This placement course exposes students to real-world legal work in which they develop lawyering competencies and adapt to the various roles of a lawyer. Students will be given exposure to access to justice in practice and reflect on the nature and availability of justice in their specific placement context.  Placements will usually last for one term.  Students will be expected to develop a tailored Learning Agreement describing these competencies and plan to meet them over the term.   Students will work under the direct supervision of a lawyer.  Students will reflect on the placement experience, its implications on communities’ experience of “justice” and the significance of collaboration with external parties and communities. Students will be expected to abide by the Rules of Professional Conduct and will be required to maintain the confidences of placement clients (if any) at all times. 

Students will be working under the close supervision of Dr. Jacobs and Professor Rogin and will receive frequent feedback on assignments. Feedback and instruction may also derive from lawyers involved in advocating against threats to lands at 1492 Landback Lane.

Haudenosaunee Law Camp
This course is similar to the Anishinaabe Law camp in that it will be an intensive 4-day course to take place on the land at the Six Nations Grand River Territory.  Confirmation of this camp is in a consultation phase with the community and the administration of the law school at the present time.

More details of the camp to follow.

Indigenous Legal Orders Minor

A minor in Indigenous Legal Orders is available to students successfully completing (with a minimum of 60%) the 1L mandatory Indigenous Legal Orders course and at least five upper-year courses from a menu of courses - including those listed below - as well as courses approved by the Associate Dean (Academic) as meeting the criteria of having predominant Indigenous content and taught by an Indigenous scholar or Elder:

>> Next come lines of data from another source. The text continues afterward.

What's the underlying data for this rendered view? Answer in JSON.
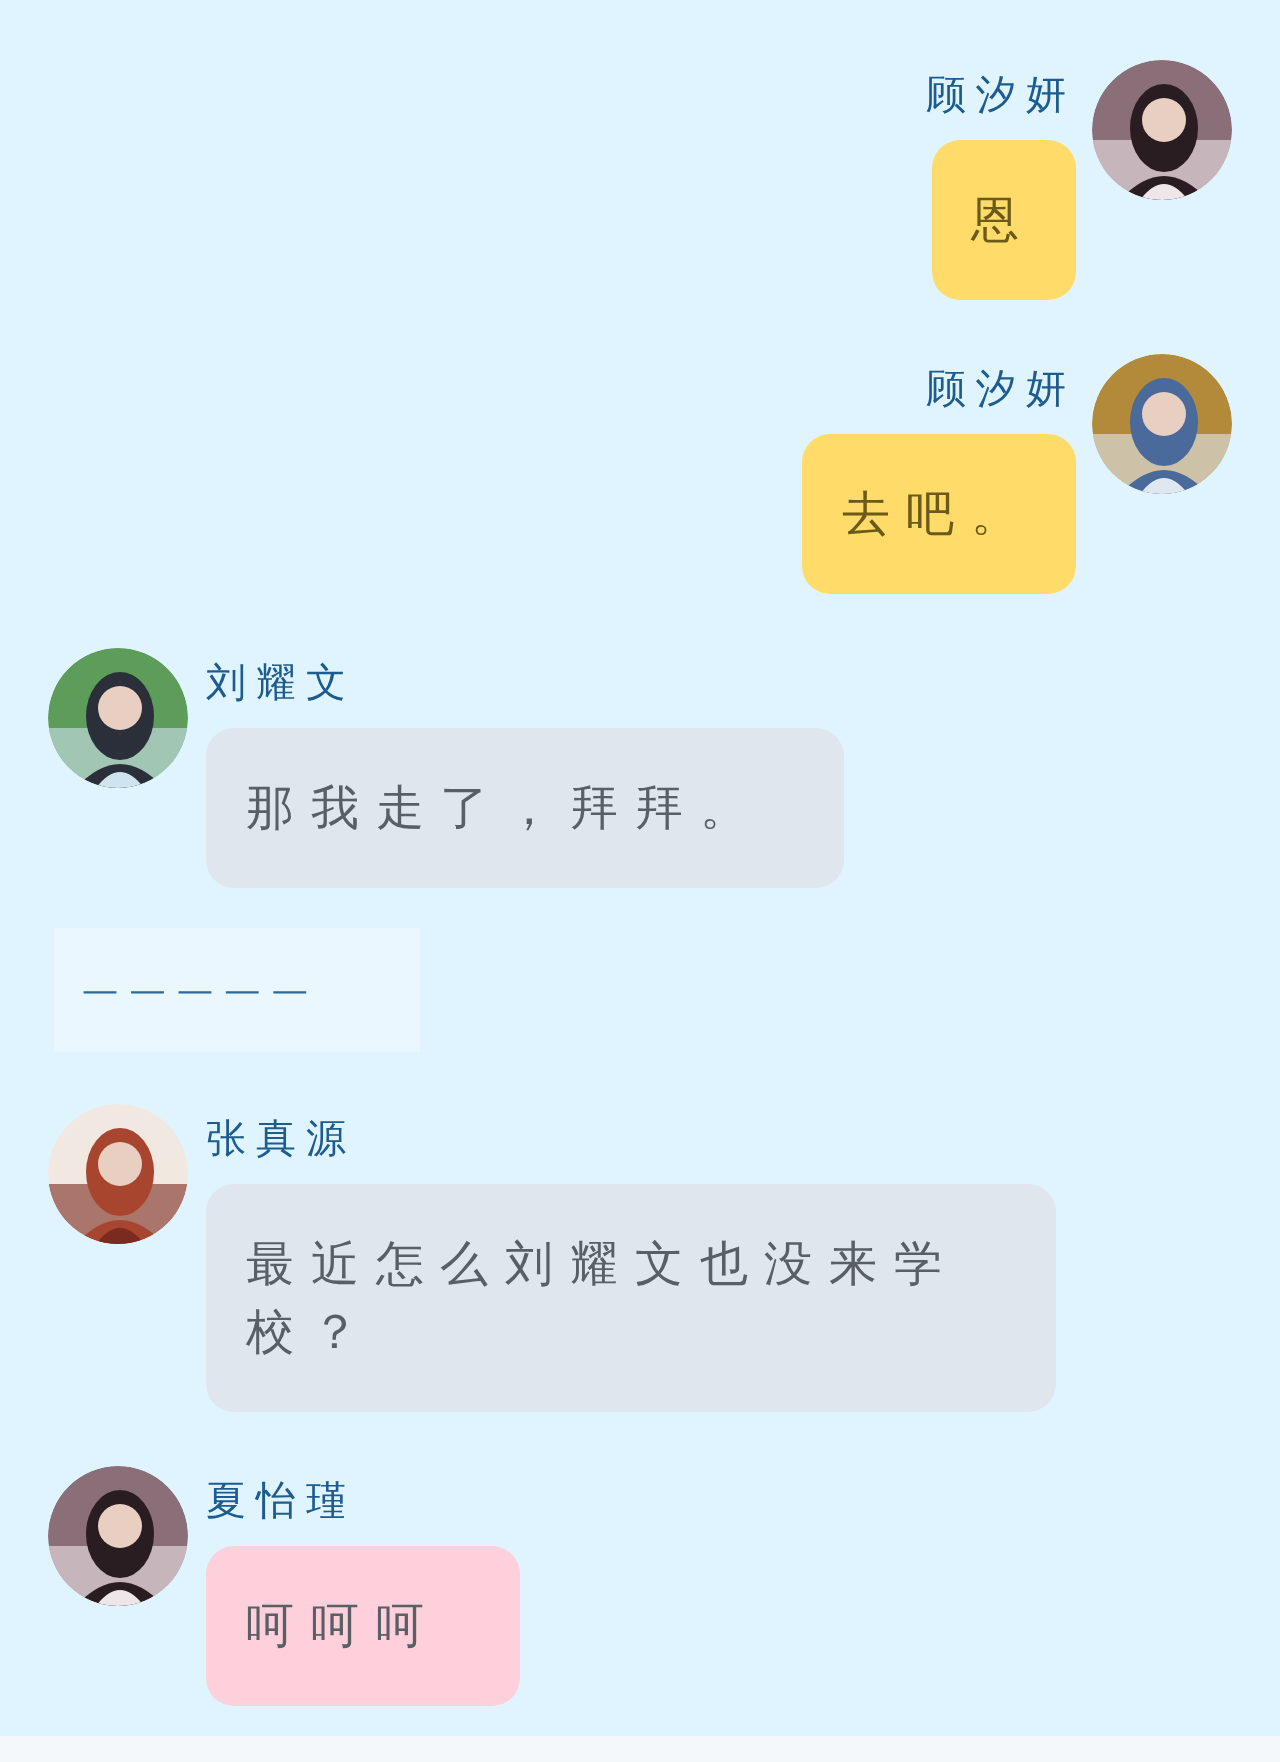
{
  "messages": [
    {
      "kind": "outgoing",
      "sender": "顾汐妍",
      "text": "恩",
      "color": "#ffdc6a"
    },
    {
      "kind": "outgoing",
      "sender": "顾汐妍",
      "text": "去吧。",
      "color": "#ffdc6a"
    },
    {
      "kind": "incoming",
      "sender": "刘耀文",
      "text": "那我走了，拜拜。",
      "color": "#e0e6ee"
    },
    {
      "kind": "divider",
      "text": "— — — — —"
    },
    {
      "kind": "incoming",
      "sender": "张真源",
      "text": "最近怎么刘耀文也没来学校？",
      "color": "#e0e6ee"
    },
    {
      "kind": "incoming",
      "sender": "夏怡瑾",
      "text": "呵呵呵",
      "color": "#fdd0dc"
    }
  ]
}
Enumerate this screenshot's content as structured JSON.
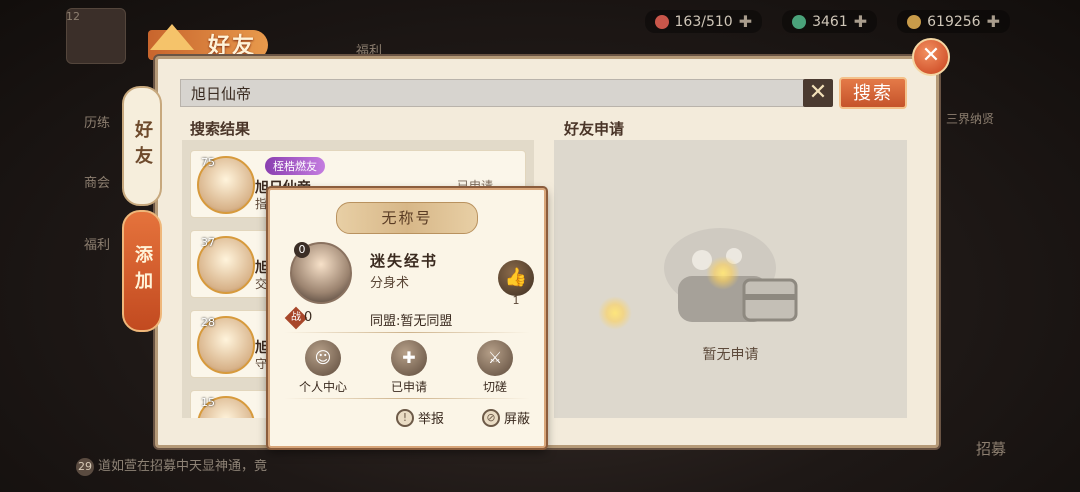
{
  "resources": [
    {
      "value": "163/510",
      "color": "#c8564a"
    },
    {
      "value": "3461",
      "color": "#4aa27a"
    },
    {
      "value": "619256",
      "color": "#c89b4a"
    }
  ],
  "background": {
    "left_items": [
      "12",
      "历练",
      "商会",
      "福利"
    ],
    "top_items": [
      "福利"
    ],
    "right_items": [
      "三界纳贤"
    ],
    "bottom_items": [
      "招募"
    ],
    "notice_number": "29",
    "notice_text": "道如萱在招募中天显神通，竟"
  },
  "window": {
    "title": "好友",
    "close_label": "✕"
  },
  "tabs": [
    {
      "label": "好友",
      "active": true
    },
    {
      "label": "添加",
      "active": false
    }
  ],
  "search": {
    "value": "旭日仙帝",
    "clear_label": "✕",
    "button_label": "搜索"
  },
  "results_title": "搜索结果",
  "requests_title": "好友申请",
  "results": [
    {
      "level": "75",
      "badge": "桎梏燃友",
      "name": "旭日仙帝",
      "sub": "指",
      "status": "已申请"
    },
    {
      "level": "37",
      "name": "旭",
      "sub": "交"
    },
    {
      "level": "28",
      "name": "旭",
      "sub": "守"
    },
    {
      "level": "15",
      "name": "旭",
      "sub": ""
    }
  ],
  "requests_empty": "暂无申请",
  "profile_card": {
    "title": "无称号",
    "level": "0",
    "name": "迷失经书",
    "subtitle": "分身术",
    "likes": "1",
    "power_icon": "战",
    "power": "0",
    "alliance": "同盟:暂无同盟",
    "actions": [
      {
        "label": "个人中心",
        "icon": "person-icon"
      },
      {
        "label": "已申请",
        "icon": "add-friend-icon"
      },
      {
        "label": "切磋",
        "icon": "sword-icon"
      }
    ],
    "report_label": "举报",
    "block_label": "屏蔽"
  }
}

  • Aboriginal Law in Society - LAWG-5923
  • First Nations Women and the Law - LAWG-5823
  • Anishinabe Law Camp - LAWG-5995
  • Indigenous Peoples, Art and Human Rights - LAWG-5839
  • Kawaskimhon Moot - LAWG-5998
  • Child Protection/Indigenous Child Welfare - LAWG-5831
  • Reconciliation & The Residential School Legacy - LAWG-5835